The Top 5 New Educational Trends in America

Even while there are undoubtedly problems with the American public school system, it is far from being hopeless. The only thing anybody can do is adapt to the changing times, and there are some new educational trends that may help to address some of the aforementioned problems.

Read More: D. L. Hughley

1. An increase in programs for maker learning.

While student learning should be the primary goal of education, teaching is frequently the main focus in schools. With a do-it-yourself approach to learning, maker education empowers students to explore their own interests and try out their own solutions to issues. In collaborative learning environments, students see issues, come up with ideas, build prototypes, and keep going until they have a solution that works. Although there isn’t much concrete data to support the trend currently, it is expanding swiftly.

2. Eliminating the use of letter grades.

In addition to being an excellent tool for tracking each student’s progress and achievement, student evaluation is required to evaluate the effectiveness of curricula and instructional methods. The main technique of student evaluation has been letter grades for a long time, but this is beginning to change. Education leaders now believe that the old letter grade system falls short in measuring the abilities that employers most appreciate in today’s workforce: creativity and problem-solving.

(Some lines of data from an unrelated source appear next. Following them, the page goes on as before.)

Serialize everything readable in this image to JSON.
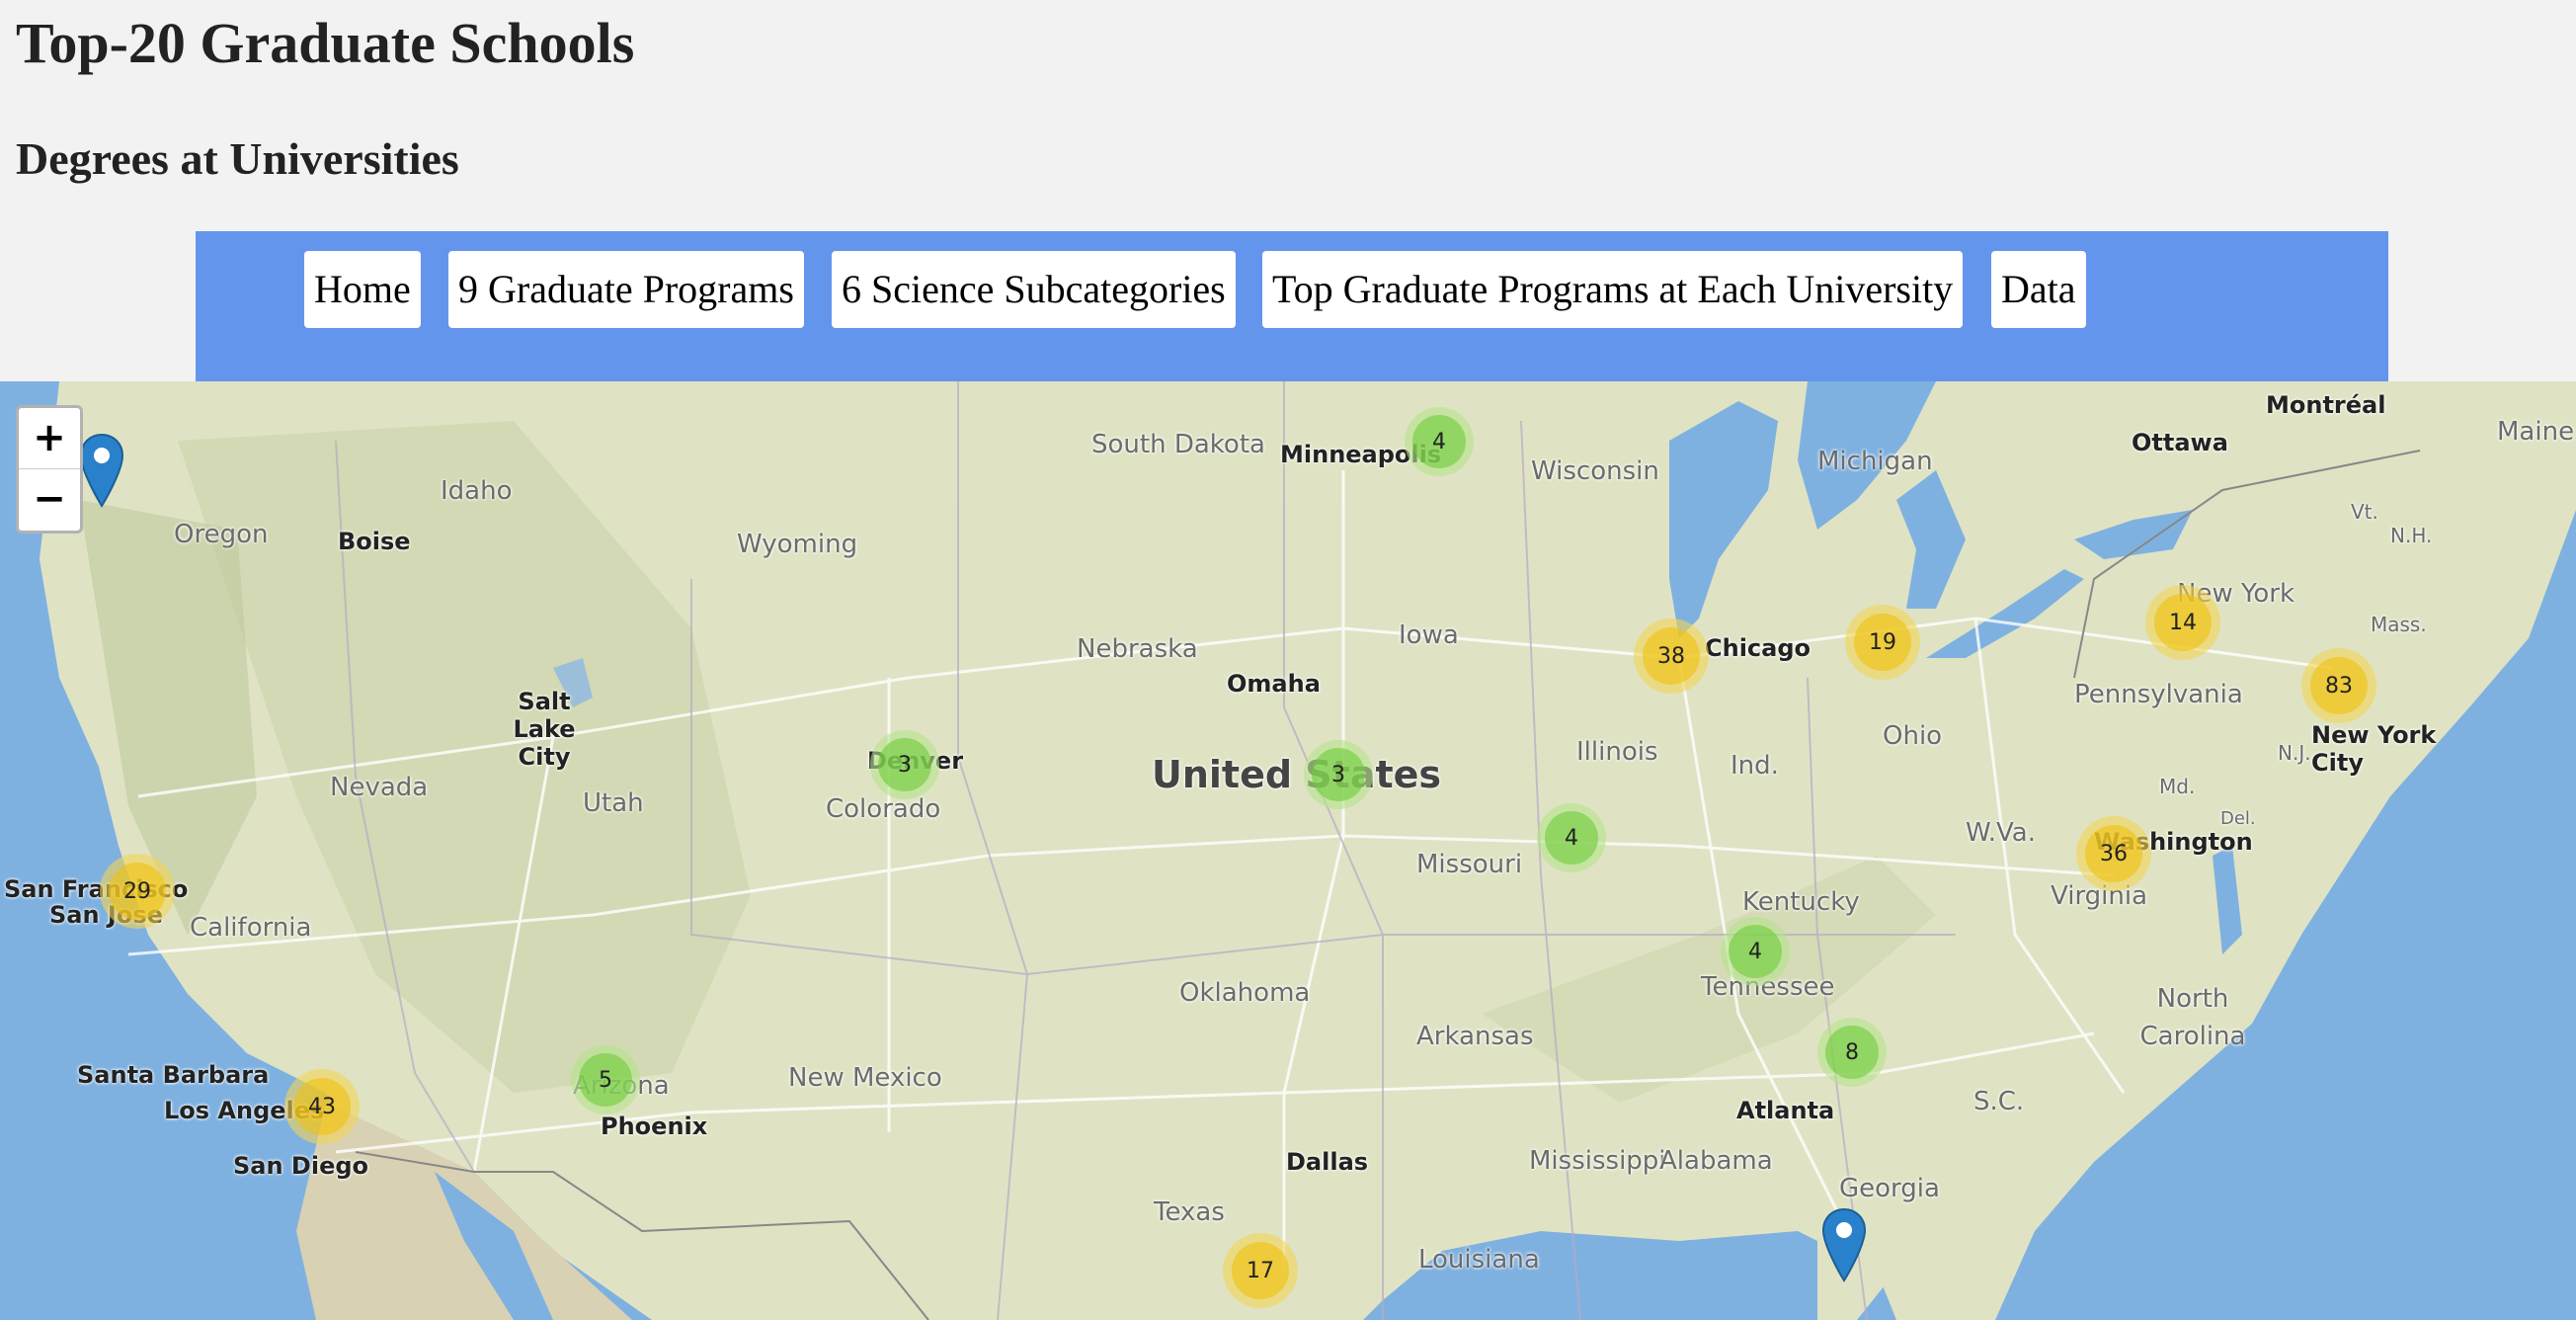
{
  "page": {
    "title": "Top-20 Graduate Schools",
    "subtitle": "Degrees at Universities"
  },
  "nav": {
    "items": [
      {
        "label": "Home"
      },
      {
        "label": "9 Graduate Programs"
      },
      {
        "label": "6 Science Subcategories"
      },
      {
        "label": "Top Graduate Programs at Each University"
      },
      {
        "label": "Data"
      }
    ]
  },
  "map": {
    "zoom_in": "+",
    "zoom_out": "−",
    "clusters": [
      {
        "count": "4",
        "size": "small"
      },
      {
        "count": "38",
        "size": "medium"
      },
      {
        "count": "19",
        "size": "medium"
      },
      {
        "count": "14",
        "size": "medium"
      },
      {
        "count": "83",
        "size": "medium"
      },
      {
        "count": "3",
        "size": "small"
      },
      {
        "count": "3",
        "size": "small"
      },
      {
        "count": "4",
        "size": "small"
      },
      {
        "count": "29",
        "size": "medium"
      },
      {
        "count": "36",
        "size": "medium"
      },
      {
        "count": "4",
        "size": "small"
      },
      {
        "count": "43",
        "size": "medium"
      },
      {
        "count": "5",
        "size": "small"
      },
      {
        "count": "8",
        "size": "small"
      },
      {
        "count": "17",
        "size": "medium"
      }
    ],
    "labels": {
      "country": "United States",
      "states": [
        "South Dakota",
        "Wisconsin",
        "Michigan",
        "Idaho",
        "Oregon",
        "Wyoming",
        "Nebraska",
        "Iowa",
        "Nevada",
        "Utah",
        "Colorado",
        "Illinois",
        "Ind.",
        "Ohio",
        "Pennsylvania",
        "New York",
        "Missouri",
        "Kentucky",
        "California",
        "W.Va.",
        "Virginia",
        "Tennessee",
        "Oklahoma",
        "Arkansas",
        "North Carolina",
        "Arizona",
        "New Mexico",
        "Mississippi",
        "Alabama",
        "Georgia",
        "S.C.",
        "Texas",
        "Louisiana",
        "Maine",
        "Vt.",
        "N.H.",
        "Mass.",
        "N.J.",
        "Md.",
        "Del."
      ],
      "cities": [
        "Minneapolis",
        "Ottawa",
        "Montréal",
        "Boise",
        "Salt Lake City",
        "Omaha",
        "Chicago",
        "Denver",
        "New York City",
        "Washington",
        "San Francisco",
        "San Jose",
        "Santa Barbara",
        "Los Angeles",
        "San Diego",
        "Phoenix",
        "Dallas",
        "Atlanta"
      ]
    }
  },
  "colors": {
    "navbar": "#6495ed",
    "background": "#f2f2f2",
    "water": "#7fb1e0",
    "land": "#dfe3c4",
    "cluster_small": "#6ecc39",
    "cluster_medium": "#f0c20c",
    "marker": "#2a81cb"
  }
}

The Mastery Transcript Consortium, which consists of more than 150 private high schools, was established in 2017. Rather of using a transcript system based on grades, these institutions have embraced a digital system that offers qualitative summaries of student learning and work samples. As public education around the country rapidly moves toward competency- or mastery-based learning, public schools are following suit.

3. Adapting teaching strategies, such as flipped learning.

In a typical classroom, the instructor gives a lecture in front of the class, and then the students do assignments at home to further their comprehension of the material. With flipped learning, students see videos or complete pertinent homework ahead of time and then use class time to discuss or work together on group projects to further explore the content. Through peer-to-peer learning and the ability to set their own pace, flipped learning empowers students to go deeper into the material than they could otherwise.

4. The creation of little certifications.

Compared to typical college degrees, which require years of study spread over many years, this trend in higher education is different. Instead, micro-credentials—also referred to as digital badges or nanodegrees—are obtained through brief, focused educational courses and serve as proof of knowledge or proficiency in a particular field. Approximately 20% of universities provide an alternative certification program, sometimes in collaboration with other educational providers.

5. Increasing anxiety about emotional and social growth.

While academics are the main emphasis of traditional education, a movement known as social-emotional learning (SEL) is working to support the complete student. This approach is founded on the increasing acceptance that, in addition to teaching pupils cognitive abilities, schools also have an obligation to safeguard and foster their social and emotional development. SEL aims to support children in developing goal-setting skills, emotional regulation, empathy, strength-finding, and responsible decision-making. Studies on social emotional learning (SEL) demonstrate improvements in long-term health, academic performance, and antisocial behavior.

Since there are so many people living in the United States, it is challenging to standardize education or implement general changes. Even though the American public education system has several issues, a large number of people—including lawmakers—are committed to bringing about improvements that will help the nation’s future children.